══ RAW DATA

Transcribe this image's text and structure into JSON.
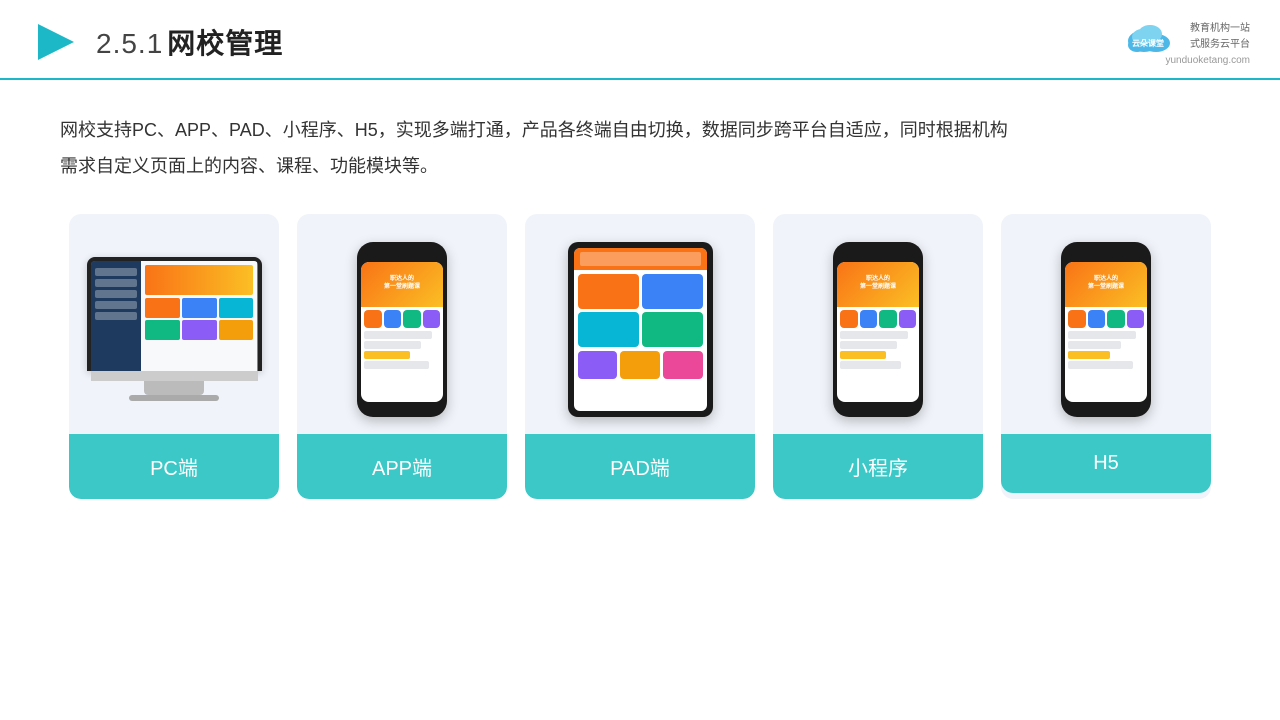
{
  "header": {
    "section": "2.5.1",
    "title": "网校管理",
    "brand_name": "云朵课堂",
    "brand_url": "yunduoketang.com",
    "brand_tagline_line1": "教育机构一站",
    "brand_tagline_line2": "式服务云平台"
  },
  "description": {
    "text_line1": "网校支持PC、APP、PAD、小程序、H5，实现多端打通，产品各终端自由切换，数据同步跨平台自适应，同时根据机构",
    "text_line2": "需求自定义页面上的内容、课程、功能模块等。"
  },
  "cards": [
    {
      "id": "pc",
      "label": "PC端",
      "type": "monitor"
    },
    {
      "id": "app",
      "label": "APP端",
      "type": "phone"
    },
    {
      "id": "pad",
      "label": "PAD端",
      "type": "tablet"
    },
    {
      "id": "miniapp",
      "label": "小程序",
      "type": "phone"
    },
    {
      "id": "h5",
      "label": "H5",
      "type": "phone"
    }
  ]
}
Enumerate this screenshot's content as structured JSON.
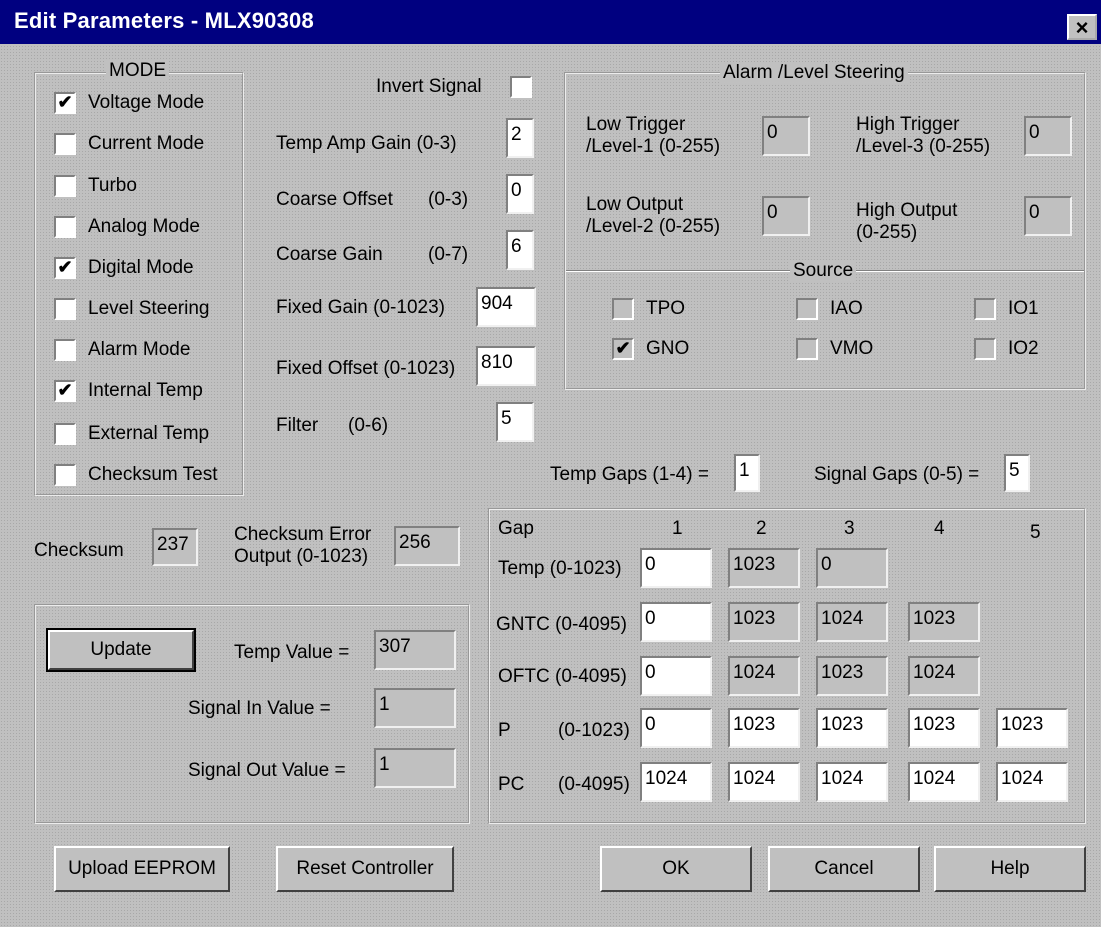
{
  "window": {
    "title": "Edit Parameters  -  MLX90308",
    "close": "×"
  },
  "mode": {
    "caption": "MODE",
    "items": [
      {
        "label": "Voltage Mode",
        "mark": "✔"
      },
      {
        "label": "Current Mode",
        "mark": ""
      },
      {
        "label": "Turbo",
        "mark": ""
      },
      {
        "label": "Analog Mode",
        "mark": ""
      },
      {
        "label": "Digital Mode",
        "mark": "✔"
      },
      {
        "label": "Level Steering",
        "mark": ""
      },
      {
        "label": "Alarm Mode",
        "mark": ""
      },
      {
        "label": "Internal Temp",
        "mark": "✔"
      },
      {
        "label": "External Temp",
        "mark": ""
      },
      {
        "label": "Checksum Test",
        "mark": ""
      }
    ]
  },
  "params": {
    "invert_label": "Invert Signal",
    "invert_mark": "",
    "temp_amp_label": "Temp Amp Gain (0-3)",
    "temp_amp": "2",
    "coarse_offset_label": "Coarse Offset",
    "coarse_offset_range": "(0-3)",
    "coarse_offset": "0",
    "coarse_gain_label": "Coarse Gain",
    "coarse_gain_range": "(0-7)",
    "coarse_gain": "6",
    "fixed_gain_label": "Fixed Gain  (0-1023)",
    "fixed_gain": "904",
    "fixed_offset_label": "Fixed Offset (0-1023)",
    "fixed_offset": "810",
    "filter_label": "Filter",
    "filter_range": "(0-6)",
    "filter": "5"
  },
  "alarm": {
    "caption": "Alarm /Level Steering",
    "low_trigger_l1": "Low Trigger",
    "low_trigger_l2": "/Level-1  (0-255)",
    "low_trigger": "0",
    "high_trigger_l1": "High Trigger",
    "high_trigger_l2": "/Level-3  (0-255)",
    "high_trigger": "0",
    "low_output_l1": "Low Output",
    "low_output_l2": "/Level-2  (0-255)",
    "low_output": "0",
    "high_output_l1": "High Output",
    "high_output_l2": "(0-255)",
    "high_output": "0",
    "source_caption": "Source",
    "sources": [
      {
        "label": "TPO",
        "mark": ""
      },
      {
        "label": "IAO",
        "mark": ""
      },
      {
        "label": "IO1",
        "mark": ""
      },
      {
        "label": "GNO",
        "mark": "✔"
      },
      {
        "label": "VMO",
        "mark": ""
      },
      {
        "label": "IO2",
        "mark": ""
      }
    ]
  },
  "gaps": {
    "temp_gaps_label": "Temp Gaps (1-4) =",
    "temp_gaps": "1",
    "signal_gaps_label": "Signal Gaps (0-5) =",
    "signal_gaps": "5",
    "header": "Gap",
    "cols": [
      "1",
      "2",
      "3",
      "4",
      "5"
    ],
    "rows": [
      {
        "label": "Temp  (0-1023)",
        "values": [
          "0",
          "1023",
          "0"
        ]
      },
      {
        "label": "GNTC (0-4095)",
        "values": [
          "0",
          "1023",
          "1024",
          "1023"
        ]
      },
      {
        "label": "OFTC (0-4095)",
        "values": [
          "0",
          "1024",
          "1023",
          "1024"
        ]
      },
      {
        "label": "P",
        "range": "(0-1023)",
        "values": [
          "0",
          "1023",
          "1023",
          "1023",
          "1023"
        ]
      },
      {
        "label": "PC",
        "range": "(0-4095)",
        "values": [
          "1024",
          "1024",
          "1024",
          "1024",
          "1024"
        ]
      }
    ]
  },
  "checksum": {
    "label": "Checksum",
    "value": "237",
    "err_l1": "Checksum Error",
    "err_l2": "Output (0-1023)",
    "err_value": "256"
  },
  "update": {
    "button": "Update",
    "temp_label": "Temp Value =",
    "temp_value": "307",
    "signal_in_label": "Signal In Value =",
    "signal_in": "1",
    "signal_out_label": "Signal Out Value =",
    "signal_out": "1"
  },
  "buttons": {
    "upload": "Upload EEPROM",
    "reset": "Reset Controller",
    "ok": "OK",
    "cancel": "Cancel",
    "help": "Help"
  }
}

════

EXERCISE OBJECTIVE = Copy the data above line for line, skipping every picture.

EXERCISE RESULT =
Transcribe this image's text and structure into JSON.
{
  "header": {
    "section": "2.5.1",
    "title": "网校管理",
    "brand_name": "云朵课堂",
    "brand_url": "yunduoketang.com",
    "brand_tagline_line1": "教育机构一站",
    "brand_tagline_line2": "式服务云平台"
  },
  "description": {
    "text_line1": "网校支持PC、APP、PAD、小程序、H5，实现多端打通，产品各终端自由切换，数据同步跨平台自适应，同时根据机构",
    "text_line2": "需求自定义页面上的内容、课程、功能模块等。"
  },
  "cards": [
    {
      "id": "pc",
      "label": "PC端",
      "type": "monitor"
    },
    {
      "id": "app",
      "label": "APP端",
      "type": "phone"
    },
    {
      "id": "pad",
      "label": "PAD端",
      "type": "tablet"
    },
    {
      "id": "miniapp",
      "label": "小程序",
      "type": "phone"
    },
    {
      "id": "h5",
      "label": "H5",
      "type": "phone"
    }
  ]
}
Enumerate this screenshot's content as structured JSON.
{
  "window": {
    "title": "Edit Parameters  -  MLX90308",
    "close": "×"
  },
  "mode": {
    "caption": "MODE",
    "items": [
      {
        "label": "Voltage Mode",
        "mark": "✔"
      },
      {
        "label": "Current Mode",
        "mark": ""
      },
      {
        "label": "Turbo",
        "mark": ""
      },
      {
        "label": "Analog Mode",
        "mark": ""
      },
      {
        "label": "Digital Mode",
        "mark": "✔"
      },
      {
        "label": "Level Steering",
        "mark": ""
      },
      {
        "label": "Alarm Mode",
        "mark": ""
      },
      {
        "label": "Internal Temp",
        "mark": "✔"
      },
      {
        "label": "External Temp",
        "mark": ""
      },
      {
        "label": "Checksum Test",
        "mark": ""
      }
    ]
  },
  "params": {
    "invert_label": "Invert Signal",
    "invert_mark": "",
    "temp_amp_label": "Temp Amp Gain (0-3)",
    "temp_amp": "2",
    "coarse_offset_label": "Coarse Offset",
    "coarse_offset_range": "(0-3)",
    "coarse_offset": "0",
    "coarse_gain_label": "Coarse Gain",
    "coarse_gain_range": "(0-7)",
    "coarse_gain": "6",
    "fixed_gain_label": "Fixed Gain  (0-1023)",
    "fixed_gain": "904",
    "fixed_offset_label": "Fixed Offset (0-1023)",
    "fixed_offset": "810",
    "filter_label": "Filter",
    "filter_range": "(0-6)",
    "filter": "5"
  },
  "alarm": {
    "caption": "Alarm /Level Steering",
    "low_trigger_l1": "Low Trigger",
    "low_trigger_l2": "/Level-1  (0-255)",
    "low_trigger": "0",
    "high_trigger_l1": "High Trigger",
    "high_trigger_l2": "/Level-3  (0-255)",
    "high_trigger": "0",
    "low_output_l1": "Low Output",
    "low_output_l2": "/Level-2  (0-255)",
    "low_output": "0",
    "high_output_l1": "High Output",
    "high_output_l2": "(0-255)",
    "high_output": "0",
    "source_caption": "Source",
    "sources": [
      {
        "label": "TPO",
        "mark": ""
      },
      {
        "label": "IAO",
        "mark": ""
      },
      {
        "label": "IO1",
        "mark": ""
      },
      {
        "label": "GNO",
        "mark": "✔"
      },
      {
        "label": "VMO",
        "mark": ""
      },
      {
        "label": "IO2",
        "mark": ""
      }
    ]
  },
  "gaps": {
    "temp_gaps_label": "Temp Gaps (1-4) =",
    "temp_gaps": "1",
    "signal_gaps_label": "Signal Gaps (0-5) =",
    "signal_gaps": "5",
    "header": "Gap",
    "cols": [
      "1",
      "2",
      "3",
      "4",
      "5"
    ],
    "rows": [
      {
        "label": "Temp  (0-1023)",
        "values": [
          "0",
          "1023",
          "0"
        ]
      },
      {
        "label": "GNTC (0-4095)",
        "values": [
          "0",
          "1023",
          "1024",
          "1023"
        ]
      },
      {
        "label": "OFTC (0-4095)",
        "values": [
          "0",
          "1024",
          "1023",
          "1024"
        ]
      },
      {
        "label": "P",
        "range": "(0-1023)",
        "values": [
          "0",
          "1023",
          "1023",
          "1023",
          "1023"
        ]
      },
      {
        "label": "PC",
        "range": "(0-4095)",
        "values": [
          "1024",
          "1024",
          "1024",
          "1024",
          "1024"
        ]
      }
    ]
  },
  "checksum": {
    "label": "Checksum",
    "value": "237",
    "err_l1": "Checksum Error",
    "err_l2": "Output (0-1023)",
    "err_value": "256"
  },
  "update": {
    "button": "Update",
    "temp_label": "Temp Value =",
    "temp_value": "307",
    "signal_in_label": "Signal In Value =",
    "signal_in": "1",
    "signal_out_label": "Signal Out Value =",
    "signal_out": "1"
  },
  "buttons": {
    "upload": "Upload EEPROM",
    "reset": "Reset Controller",
    "ok": "OK",
    "cancel": "Cancel",
    "help": "Help"
  }
}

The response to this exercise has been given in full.